- develop a feature base (since we already keep track of AC) that informs the next person about the what, why and how of all features in our application.
I can advise ChimpJS to do this for you, while writing your tests in Cucumber syntax. This is friendly for as well as Business as Tech. Here’s a great example of how that would look like!
What does testing cost?
So to finish with the first thing that will be asked. Investing in automated testing does cost money, but a lot less than humans doing the same thing.
The question really is, how much can you afford to screw up?
If the answer to that is: I don’t mind, then don’t do it. Because you wouldn’t hire a human to test either.
If the answer is: I do mind a bit but I don’t want to invest too much, then make sure that all software that is tightly related to KPIs is automatically tested. You will see that over time it will give you more than it costs you.
If testing is already an integral respected part of your deployment routine but not digitized yet, I would say: read this article again and draw your own conclusions.
Testing isn’t giving you 100% assurance. Nothing does. But you can always try to become better at what you do, and with that idea in mind be sure that you structurally test whenever changes are being made. I once spoke with a CTO that had a complete division of testers, that wrote tests apart from the development teams. To my recollection both teams where about equal in size. What we should learn from this is: when there is much at stake, you must do more to make sure things go right.
How much is for you at stake?

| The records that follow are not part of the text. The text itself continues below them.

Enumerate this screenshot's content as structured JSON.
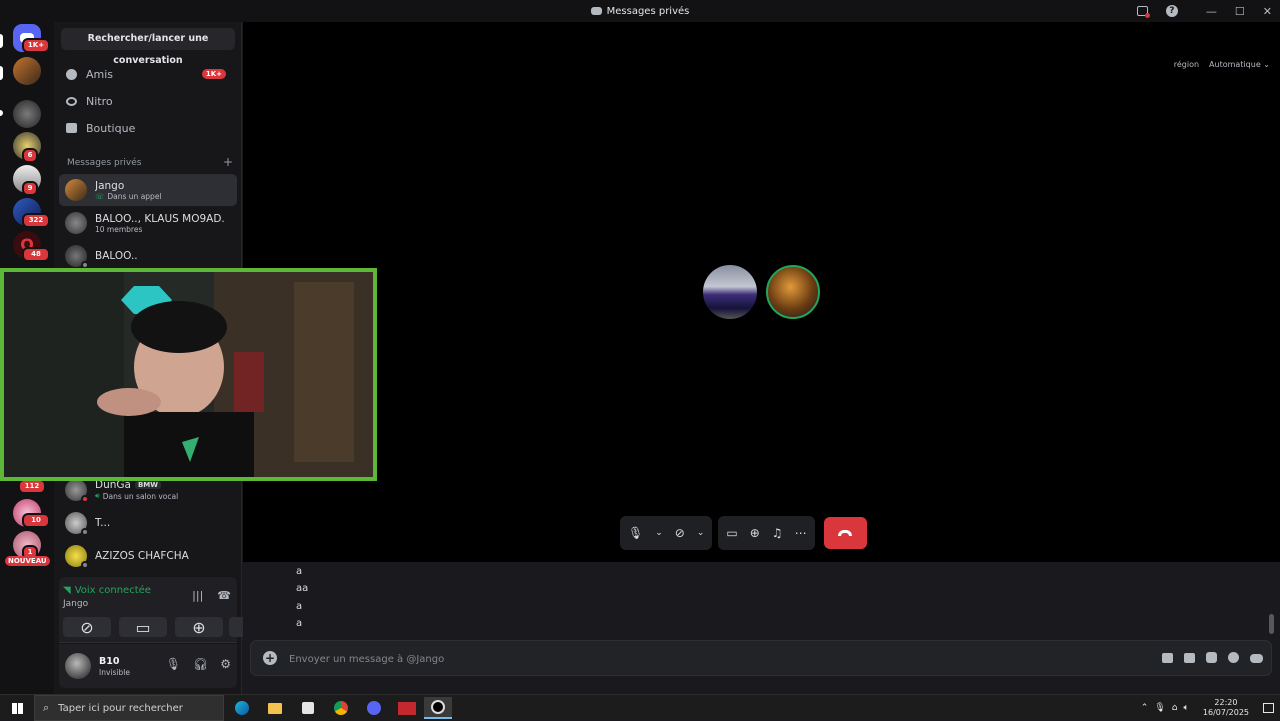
{
  "window": {
    "title": "Messages privés"
  },
  "guilds": {
    "home_badge": "1K+",
    "badges": [
      "6",
      "9",
      "322",
      "48",
      "112",
      "10",
      "1"
    ],
    "new_label": "NOUVEAU"
  },
  "dm_column": {
    "search_label": "Rechercher/lancer une conversation",
    "nav": [
      {
        "label": "Amis",
        "badge": "1K+",
        "icon": "friends-icon"
      },
      {
        "label": "Nitro",
        "icon": "nitro-icon"
      },
      {
        "label": "Boutique",
        "icon": "shop-icon"
      }
    ],
    "section_title": "Messages privés",
    "section_add": "+",
    "dms": [
      {
        "name": "Jango",
        "sub": "Dans un appel"
      },
      {
        "name": "BALOO.., KLAUS MO9AD...",
        "sub": "10 membres"
      },
      {
        "name": "BALOO.."
      },
      {
        "name": "DunGa",
        "tag": "BMW",
        "sub": "Dans un salon vocal"
      },
      {
        "name": "T..."
      },
      {
        "name": "AZIZOS CHAFCHA"
      }
    ]
  },
  "voice": {
    "status": "Voix connectée",
    "channel": "Jango"
  },
  "user": {
    "name": "B10",
    "status": "Invisible"
  },
  "call": {
    "region_label": "région",
    "region_value": "Automatique"
  },
  "chat": {
    "messages": [
      "a",
      "aa",
      "a",
      "a"
    ],
    "placeholder": "Envoyer un message à @Jango"
  },
  "taskbar": {
    "search_placeholder": "Taper ici pour rechercher",
    "time": "22:20",
    "date": "16/07/2025"
  },
  "colors": {
    "accent_red": "#da373c",
    "online_green": "#23a55a",
    "blurple": "#5865f2",
    "overlay_border": "#5cb836"
  }
}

Let me know what you think in the comments! Want more of this? Use the Poll on the right of the screen, comment or contact me!